> **SUPPLIED RECORDS**:

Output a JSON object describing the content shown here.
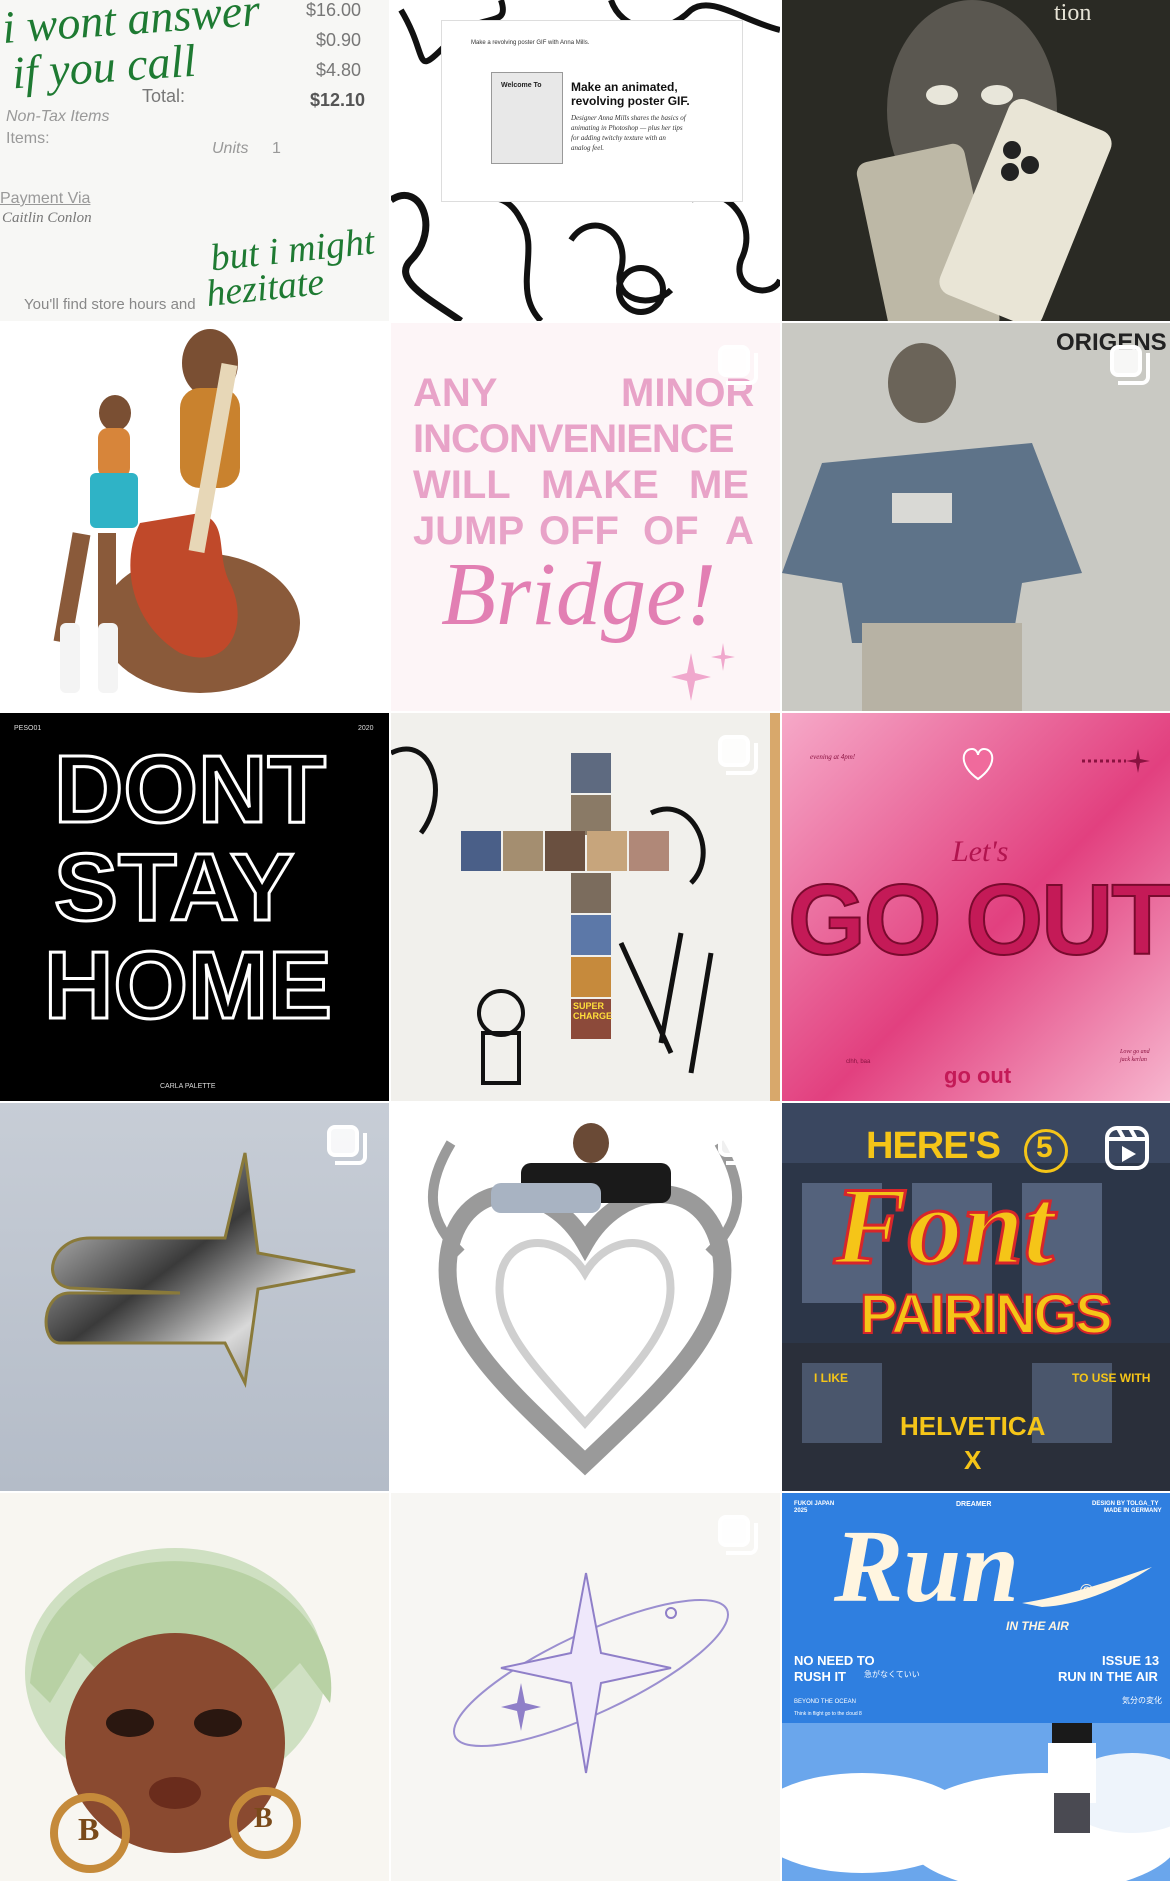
{
  "posts": [
    {
      "id": "receipt",
      "handwriting_top_1": "i wont answer",
      "handwriting_top_2": "if you call",
      "handwriting_bottom_1": "but i might",
      "handwriting_bottom_2": "hezitate",
      "prices": [
        "$16.00",
        "$0.90",
        "$4.80"
      ],
      "total_label": "Total:",
      "total_value": "$12.10",
      "non_tax_label": "Non-Tax Items",
      "items_label": "Items:",
      "units_label": "Units",
      "units_value": "1",
      "payment_label": "Payment Via",
      "payment_value": "Caitlin Conlon",
      "footer_text": "You'll find store hours and",
      "ink_color": "#1e7a32"
    },
    {
      "id": "poster-gif",
      "headline_1": "Make an animated,",
      "headline_2": "revolving poster GIF.",
      "body_1": "Designer Anna Mills shares the basics of",
      "body_2": "animating in Photoshop — plus her tips",
      "body_3": "for adding twitchy texture with an",
      "body_4": "analog feel.",
      "nav_text": "Make a revolving poster GIF with Anna Mills.",
      "poster_title": "Welcome To"
    },
    {
      "id": "phone-face",
      "corner_text": "tion"
    },
    {
      "id": "guitar-girl"
    },
    {
      "id": "minor-inconvenience",
      "line_1a": "ANY",
      "line_1b": "MINOR",
      "line_2": "INCONVENIENCE",
      "line_3a": "WILL",
      "line_3b": "MAKE",
      "line_3c": "ME",
      "line_4a": "JUMP",
      "line_4b": "OFF",
      "line_4c": "OF",
      "line_4d": "A",
      "script_word": "Bridge!",
      "pink": "#e8a3c8"
    },
    {
      "id": "origens",
      "brand": "ORIGENS"
    },
    {
      "id": "dont-stay-home",
      "corner_left": "PESO01",
      "corner_right": "2020",
      "line_1": "DONT",
      "line_2": "STAY",
      "line_3": "HOME",
      "credit": "CARLA PALETTE"
    },
    {
      "id": "collage-cross",
      "sticker_text": "SUPER CHARGE"
    },
    {
      "id": "lets-go-out",
      "small_script": "Let's",
      "main_text": "GO OUT",
      "top_left": "evening at 4pm!",
      "bottom_right_1": "Love go and",
      "bottom_right_2": "jack kerlan",
      "bottom_left": "clhh, baa",
      "bottom_center": "go out"
    },
    {
      "id": "chrome-star"
    },
    {
      "id": "chrome-heart"
    },
    {
      "id": "font-pairings",
      "line_1a": "HERE'S",
      "circle_number": "5",
      "script": "Font",
      "line_2": "PAIRINGS",
      "left_small": "I LIKE",
      "right_small": "TO USE WITH",
      "font_name": "HELVETICA",
      "cross": "X",
      "yellow": "#f5c518",
      "red": "#d7262a"
    },
    {
      "id": "clay-face",
      "hoop_left": "B",
      "hoop_right": "B"
    },
    {
      "id": "sparkle-star"
    },
    {
      "id": "run-poster",
      "top_left_1": "FUKOI JAPAN",
      "top_left_2": "2025",
      "top_center": "DREAMER",
      "top_right_1": "DESIGN BY TOLGA_TY",
      "top_right_2": "MADE IN GERMANY",
      "title": "Run",
      "registered": "©",
      "subtitle": "IN THE AIR",
      "left_1": "NO NEED TO",
      "left_2": "RUSH IT",
      "left_jp": "急がなくていい",
      "left_small": "BEYOND THE OCEAN",
      "left_tiny": "Think in flight go to the cloud 8",
      "right_1": "ISSUE 13",
      "right_2": "RUN IN THE AIR",
      "right_jp": "気分の変化",
      "blue": "#2f7fe0"
    }
  ]
}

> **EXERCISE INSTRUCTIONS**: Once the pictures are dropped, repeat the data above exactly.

> **ANSWER SECTION**:
Output a JSON object describing the content shown here.
{
  "posts": [
    {
      "id": "receipt",
      "handwriting_top_1": "i wont answer",
      "handwriting_top_2": "if you call",
      "handwriting_bottom_1": "but i might",
      "handwriting_bottom_2": "hezitate",
      "prices": [
        "$16.00",
        "$0.90",
        "$4.80"
      ],
      "total_label": "Total:",
      "total_value": "$12.10",
      "non_tax_label": "Non-Tax Items",
      "items_label": "Items:",
      "units_label": "Units",
      "units_value": "1",
      "payment_label": "Payment Via",
      "payment_value": "Caitlin Conlon",
      "footer_text": "You'll find store hours and",
      "ink_color": "#1e7a32"
    },
    {
      "id": "poster-gif",
      "headline_1": "Make an animated,",
      "headline_2": "revolving poster GIF.",
      "body_1": "Designer Anna Mills shares the basics of",
      "body_2": "animating in Photoshop — plus her tips",
      "body_3": "for adding twitchy texture with an",
      "body_4": "analog feel.",
      "nav_text": "Make a revolving poster GIF with Anna Mills.",
      "poster_title": "Welcome To"
    },
    {
      "id": "phone-face",
      "corner_text": "tion"
    },
    {
      "id": "guitar-girl"
    },
    {
      "id": "minor-inconvenience",
      "line_1a": "ANY",
      "line_1b": "MINOR",
      "line_2": "INCONVENIENCE",
      "line_3a": "WILL",
      "line_3b": "MAKE",
      "line_3c": "ME",
      "line_4a": "JUMP",
      "line_4b": "OFF",
      "line_4c": "OF",
      "line_4d": "A",
      "script_word": "Bridge!",
      "pink": "#e8a3c8"
    },
    {
      "id": "origens",
      "brand": "ORIGENS"
    },
    {
      "id": "dont-stay-home",
      "corner_left": "PESO01",
      "corner_right": "2020",
      "line_1": "DONT",
      "line_2": "STAY",
      "line_3": "HOME",
      "credit": "CARLA PALETTE"
    },
    {
      "id": "collage-cross",
      "sticker_text": "SUPER CHARGE"
    },
    {
      "id": "lets-go-out",
      "small_script": "Let's",
      "main_text": "GO OUT",
      "top_left": "evening at 4pm!",
      "bottom_right_1": "Love go and",
      "bottom_right_2": "jack kerlan",
      "bottom_left": "clhh, baa",
      "bottom_center": "go out"
    },
    {
      "id": "chrome-star"
    },
    {
      "id": "chrome-heart"
    },
    {
      "id": "font-pairings",
      "line_1a": "HERE'S",
      "circle_number": "5",
      "script": "Font",
      "line_2": "PAIRINGS",
      "left_small": "I LIKE",
      "right_small": "TO USE WITH",
      "font_name": "HELVETICA",
      "cross": "X",
      "yellow": "#f5c518",
      "red": "#d7262a"
    },
    {
      "id": "clay-face",
      "hoop_left": "B",
      "hoop_right": "B"
    },
    {
      "id": "sparkle-star"
    },
    {
      "id": "run-poster",
      "top_left_1": "FUKOI JAPAN",
      "top_left_2": "2025",
      "top_center": "DREAMER",
      "top_right_1": "DESIGN BY TOLGA_TY",
      "top_right_2": "MADE IN GERMANY",
      "title": "Run",
      "registered": "©",
      "subtitle": "IN THE AIR",
      "left_1": "NO NEED TO",
      "left_2": "RUSH IT",
      "left_jp": "急がなくていい",
      "left_small": "BEYOND THE OCEAN",
      "left_tiny": "Think in flight go to the cloud 8",
      "right_1": "ISSUE 13",
      "right_2": "RUN IN THE AIR",
      "right_jp": "気分の変化",
      "blue": "#2f7fe0"
    }
  ]
}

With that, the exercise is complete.